An American Hillel student stabbed and killed during street protests in Egypt had a “passion for learning,” according to his Jewish college chaplain, writes Stephen Oryszczuk.

Andrew Pochter, 21, was caught up in vicious fighting between rival pro- and anti-government groups in the Egyptian city of Alexandria on Friday night. He was taken to hospital but pronounced dead shortly after arriving.

The student, who attended KenyonCollege in Ohio, left for the Middle East at the end of May, planning a three month visit.

He was known to take a keen interest in the social and political turmoil spreading throughout the region, after he spent some time with a host family in Morocco at the beginning of the Arab Spring three years ago.

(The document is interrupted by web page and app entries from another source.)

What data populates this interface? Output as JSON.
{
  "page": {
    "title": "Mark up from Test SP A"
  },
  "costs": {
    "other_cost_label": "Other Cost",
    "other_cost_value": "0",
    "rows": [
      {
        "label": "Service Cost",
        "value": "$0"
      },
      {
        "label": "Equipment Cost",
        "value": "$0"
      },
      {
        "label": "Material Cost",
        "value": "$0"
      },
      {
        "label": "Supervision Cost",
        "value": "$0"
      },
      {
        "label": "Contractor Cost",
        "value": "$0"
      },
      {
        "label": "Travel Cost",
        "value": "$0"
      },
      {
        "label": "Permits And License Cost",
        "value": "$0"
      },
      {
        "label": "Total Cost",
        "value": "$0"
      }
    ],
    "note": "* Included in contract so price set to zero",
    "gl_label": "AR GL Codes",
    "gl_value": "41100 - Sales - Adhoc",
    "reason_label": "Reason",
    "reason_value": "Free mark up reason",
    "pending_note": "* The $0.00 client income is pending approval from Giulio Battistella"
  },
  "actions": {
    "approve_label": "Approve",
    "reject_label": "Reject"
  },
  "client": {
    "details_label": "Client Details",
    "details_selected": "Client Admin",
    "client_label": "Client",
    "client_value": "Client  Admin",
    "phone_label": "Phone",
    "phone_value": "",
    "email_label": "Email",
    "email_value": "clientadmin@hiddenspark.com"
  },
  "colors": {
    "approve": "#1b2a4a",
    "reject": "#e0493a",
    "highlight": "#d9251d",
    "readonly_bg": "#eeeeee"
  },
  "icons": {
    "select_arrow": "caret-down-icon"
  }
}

“He had a passion for learning about other people and other cultures,” said Marc Bragin, Kenyon’s Jewish chaplain. “He was truly interested in listening to what other people had to say, which for a 21-year-old is not that common.”

His family said he had gone to Egypt to teach English to young children, while also working to improve his Arabic skills.

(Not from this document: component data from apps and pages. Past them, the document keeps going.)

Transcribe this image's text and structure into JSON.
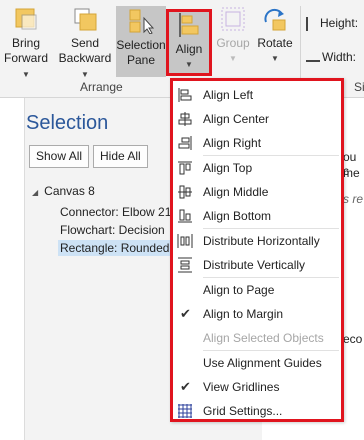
{
  "ribbon": {
    "bring_forward": {
      "line1": "Bring",
      "line2": "Forward"
    },
    "send_backward": {
      "line1": "Send",
      "line2": "Backward"
    },
    "selection_pane": {
      "line1": "Selection",
      "line2": "Pane"
    },
    "align": "Align",
    "group": "Group",
    "rotate": "Rotate",
    "height_label": "Height:",
    "width_label": "Width:",
    "arrange_group": "Arrange",
    "size_group_fragment": "Si"
  },
  "pane": {
    "title": "Selection",
    "show_all": "Show All",
    "hide_all": "Hide All",
    "tree": [
      "Canvas 8",
      "Connector: Elbow 21",
      "Flowchart: Decision",
      "Rectangle: Rounded"
    ],
    "right_fragments": [
      "ou c",
      "me",
      "s re",
      "eco"
    ]
  },
  "menu": {
    "items": [
      "Align Left",
      "Align Center",
      "Align Right",
      "Align Top",
      "Align Middle",
      "Align Bottom",
      "Distribute Horizontally",
      "Distribute Vertically",
      "Align to Page",
      "Align to Margin",
      "Align Selected Objects",
      "Use Alignment Guides",
      "View Gridlines",
      "Grid Settings..."
    ]
  },
  "colors": {
    "highlight_border": "#e0141e",
    "pane_title": "#2b579a",
    "selection_row": "#cde2f5"
  }
}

Among those paying tribute were friends and family members. Meryn Chimes, 20, said she had last heard from him through Facebook on Tuesday, when he had said that the students were struggling with English lessons.

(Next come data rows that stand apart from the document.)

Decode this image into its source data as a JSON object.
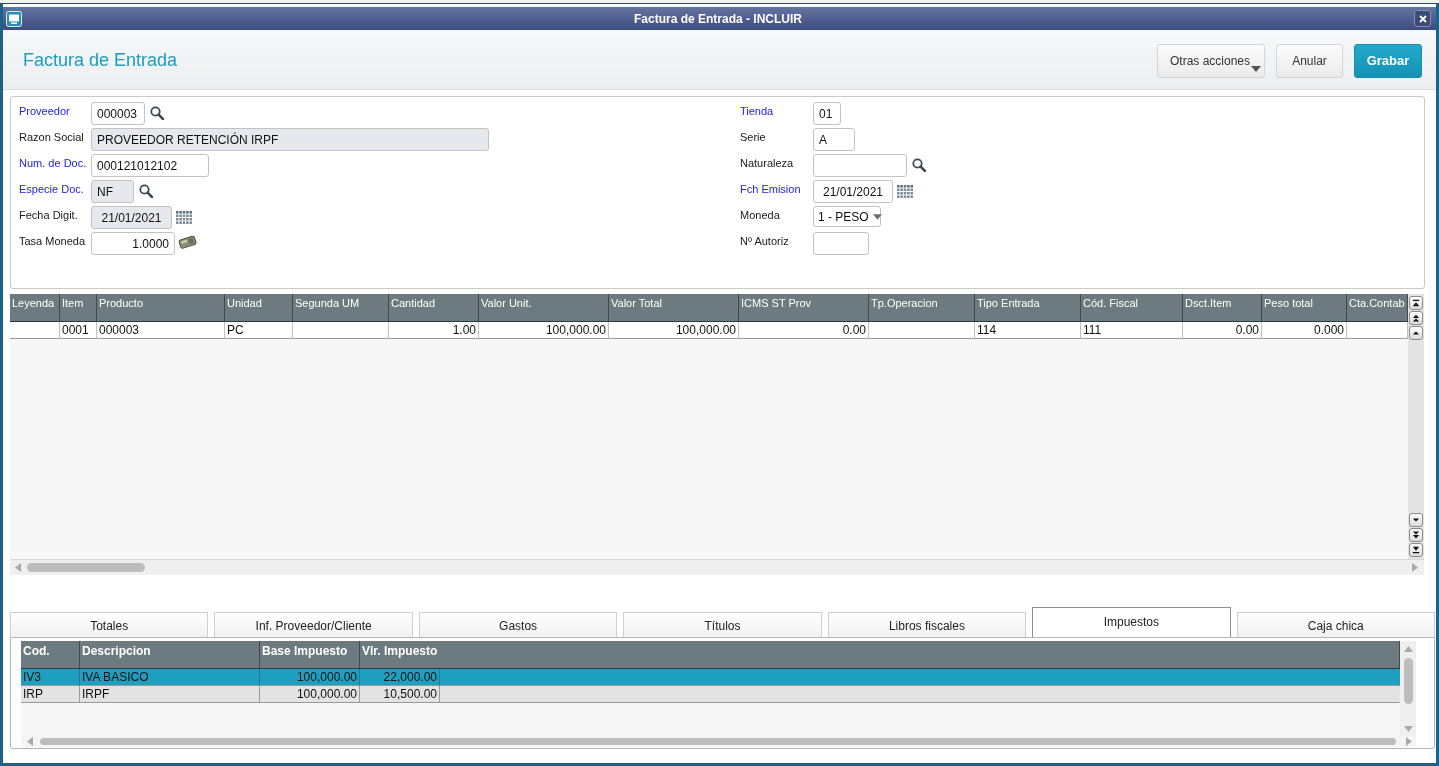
{
  "window": {
    "title": "Factura de Entrada - INCLUIR"
  },
  "header": {
    "title": "Factura de Entrada",
    "actions": [
      {
        "label": "Otras acciones",
        "kind": "menu"
      },
      {
        "label": "Anular",
        "kind": "secondary"
      },
      {
        "label": "Grabar",
        "kind": "primary"
      }
    ]
  },
  "form": {
    "left_fields": [
      {
        "label": "Proveedor",
        "value": "000003",
        "kind": "lookup",
        "required": true,
        "readonly": false
      },
      {
        "label": "Razon Social",
        "value": "PROVEEDOR RETENCIÓN IRPF",
        "kind": "text",
        "required": false,
        "readonly": true
      },
      {
        "label": "Num. de Doc.",
        "value": "000121012102",
        "kind": "text",
        "required": true,
        "readonly": false
      },
      {
        "label": "Especie Doc.",
        "value": "NF",
        "kind": "lookup",
        "required": true,
        "readonly": true
      },
      {
        "label": "Fecha Digit.",
        "value": "21/01/2021",
        "kind": "date",
        "required": false,
        "readonly": true
      },
      {
        "label": "Tasa Moneda",
        "value": "1.0000",
        "kind": "calculator",
        "required": false,
        "readonly": false
      }
    ],
    "right_fields": [
      {
        "label": "Tienda",
        "value": "01",
        "kind": "text",
        "required": true,
        "readonly": false
      },
      {
        "label": "Serie",
        "value": "A",
        "kind": "text",
        "required": false,
        "readonly": false
      },
      {
        "label": "Naturaleza",
        "kind": "lookup",
        "required": false,
        "readonly": false
      },
      {
        "label": "Fch Emision",
        "value": "21/01/2021",
        "kind": "date",
        "required": true,
        "readonly": false
      },
      {
        "label": "Moneda",
        "value": "1 - PESO",
        "kind": "select",
        "required": false,
        "readonly": false
      },
      {
        "label": "Nº Autoriz",
        "kind": "text",
        "required": false,
        "readonly": false
      }
    ]
  },
  "items_grid": {
    "columns": [
      {
        "label": "Leyenda",
        "kind": "text"
      },
      {
        "label": "Item",
        "kind": "text"
      },
      {
        "label": "Producto",
        "kind": "text"
      },
      {
        "label": "Unidad",
        "kind": "text"
      },
      {
        "label": "Segunda UM",
        "kind": "text"
      },
      {
        "label": "Cantidad",
        "kind": "number"
      },
      {
        "label": "Valor Unit.",
        "kind": "number"
      },
      {
        "label": "Valor Total",
        "kind": "number"
      },
      {
        "label": "ICMS ST Prov",
        "kind": "number"
      },
      {
        "label": "Tp.Operacion",
        "kind": "text"
      },
      {
        "label": "Tipo Entrada",
        "kind": "text"
      },
      {
        "label": "Cód. Fiscal",
        "kind": "text"
      },
      {
        "label": "Dsct.Item",
        "kind": "number"
      },
      {
        "label": "Peso total",
        "kind": "number"
      },
      {
        "label": "Cta.Contab",
        "kind": "text"
      }
    ],
    "rows": [
      {
        "item": "0001",
        "producto": "000003",
        "unidad": "PC",
        "cantidad": "1.00",
        "valor_unit": "100,000.00",
        "valor_total": "100,000.00",
        "icms_st_prov": "0.00",
        "tipo_entrada": "114",
        "cod_fiscal": "111",
        "dsct_item": "0.00",
        "peso_total": "0.000"
      }
    ]
  },
  "tabs": [
    {
      "label": "Totales",
      "selected": false
    },
    {
      "label": "Inf. Proveedor/Cliente",
      "selected": false
    },
    {
      "label": "Gastos",
      "selected": false
    },
    {
      "label": "Títulos",
      "selected": false
    },
    {
      "label": "Libros fiscales",
      "selected": false
    },
    {
      "label": "Impuestos",
      "selected": true
    },
    {
      "label": "Caja chica",
      "selected": false
    }
  ],
  "tax_grid": {
    "columns": [
      {
        "label": "Cod.",
        "kind": "text"
      },
      {
        "label": "Descripcion",
        "kind": "text"
      },
      {
        "label": "Base Impuesto",
        "kind": "number"
      },
      {
        "label": "Vlr. Impuesto",
        "kind": "number"
      }
    ],
    "rows": [
      {
        "cells": [
          "IV3",
          "IVA BASICO",
          "100,000.00",
          "22,000.00"
        ],
        "selected": true
      },
      {
        "cells": [
          "IRP",
          "IRPF",
          "100,000.00",
          "10,500.00"
        ],
        "selected": false
      }
    ]
  }
}
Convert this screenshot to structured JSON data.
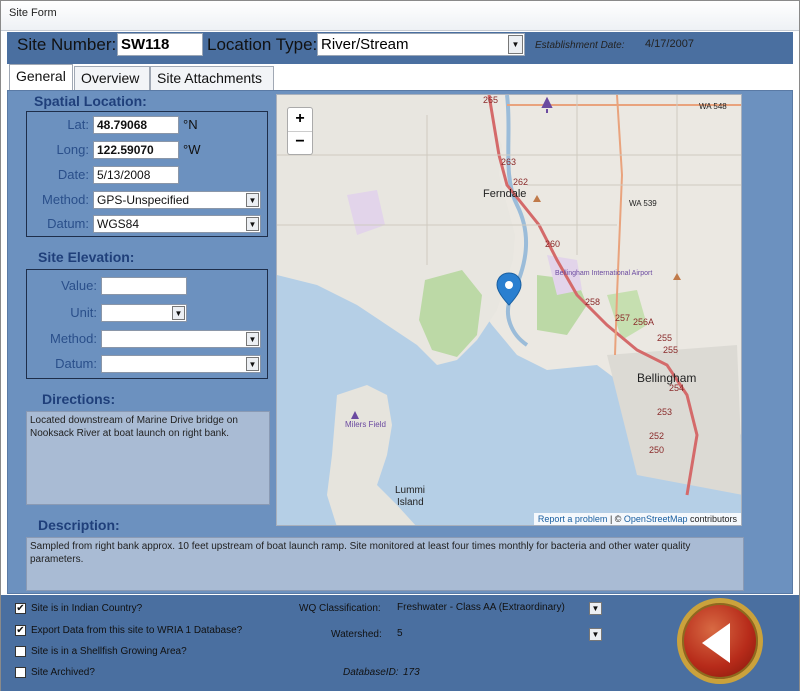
{
  "window": {
    "title": "Site Form"
  },
  "header": {
    "site_number_label": "Site Number:",
    "site_number": "SW118",
    "location_type_label": "Location Type:",
    "location_type": "River/Stream",
    "establishment_label": "Establishment Date:",
    "establishment_date": "4/17/2007"
  },
  "tabs": [
    "General",
    "Overview",
    "Site Attachments"
  ],
  "spatial": {
    "title": "Spatial Location:",
    "lat_label": "Lat:",
    "lat": "48.79068",
    "lat_unit": "°N",
    "long_label": "Long:",
    "long": "122.59070",
    "long_unit": "°W",
    "date_label": "Date:",
    "date": "5/13/2008",
    "method_label": "Method:",
    "method": "GPS-Unspecified",
    "datum_label": "Datum:",
    "datum": "WGS84"
  },
  "elevation": {
    "title": "Site Elevation:",
    "value_label": "Value:",
    "value": "",
    "unit_label": "Unit:",
    "unit": "",
    "method_label": "Method:",
    "method": "",
    "datum_label": "Datum:",
    "datum": ""
  },
  "directions": {
    "title": "Directions:",
    "text": "Located downstream of Marine Drive bridge on Nooksack River at boat launch on right bank."
  },
  "description": {
    "title": "Description:",
    "text": "Sampled from right bank approx. 10 feet upstream of boat launch ramp. Site monitored at least four times monthly for bacteria and other water quality parameters."
  },
  "map": {
    "zoom_in": "+",
    "zoom_out": "−",
    "attribution_link1": "Report a problem",
    "attribution_sep": " | © ",
    "attribution_link2": "OpenStreetMap",
    "attribution_tail": " contributors",
    "labels": {
      "ferndale": "Ferndale",
      "bellingham": "Bellingham",
      "lummi": "Lummi",
      "island": "Island",
      "milers": "Milers Field",
      "wa548": "WA 548",
      "wa539": "WA 539",
      "bia": "Bellingham International Airport",
      "r265": "265",
      "r263": "263",
      "r262": "262",
      "r260": "260",
      "r258": "258",
      "r257": "257",
      "r256a": "256A",
      "r255a": "255",
      "r255b": "255",
      "r254": "254",
      "r253": "253",
      "r252": "252",
      "r250": "250"
    }
  },
  "bottom": {
    "indian_country": {
      "label": "Site is in Indian Country?",
      "checked": true
    },
    "export_data": {
      "label": "Export Data from this site to WRIA 1 Database?",
      "checked": true
    },
    "shellfish": {
      "label": "Site is in a Shellfish Growing Area?",
      "checked": false
    },
    "archived": {
      "label": "Site Archived?",
      "checked": false
    },
    "wq_label": "WQ Classification:",
    "wq_value": "Freshwater - Class AA (Extraordinary)",
    "watershed_label": "Watershed:",
    "watershed_value": "5",
    "dbid_label": "DatabaseID:",
    "dbid_value": "173"
  },
  "colors": {
    "header": "#4a6fa0",
    "panel": "#6c91bf",
    "section_title": "#1f3f7a",
    "back_button": "#b72b1a"
  },
  "icons": {
    "back": "back-arrow-icon",
    "marker": "map-marker-icon",
    "airport": "airport-icon"
  }
}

“Andrew’s world was one in which he saw the best in everyone,” she said.

The violence was not limited to Alexandria, with several cities throughout the country witnessing clashes over the weekend.

The latest trouble is being orchestrated by opponents of Mohammed Morsi, the Muslim Brotherhood president critics say is now emulating the dictatorial style of former ruler Hosni Mubarak.

Four government ministers were this week reported to have resigned, and the Muslim Brotherhood headquarters were ransacked by a group of armed men, an act the ruling party said on had “crossed a red line”.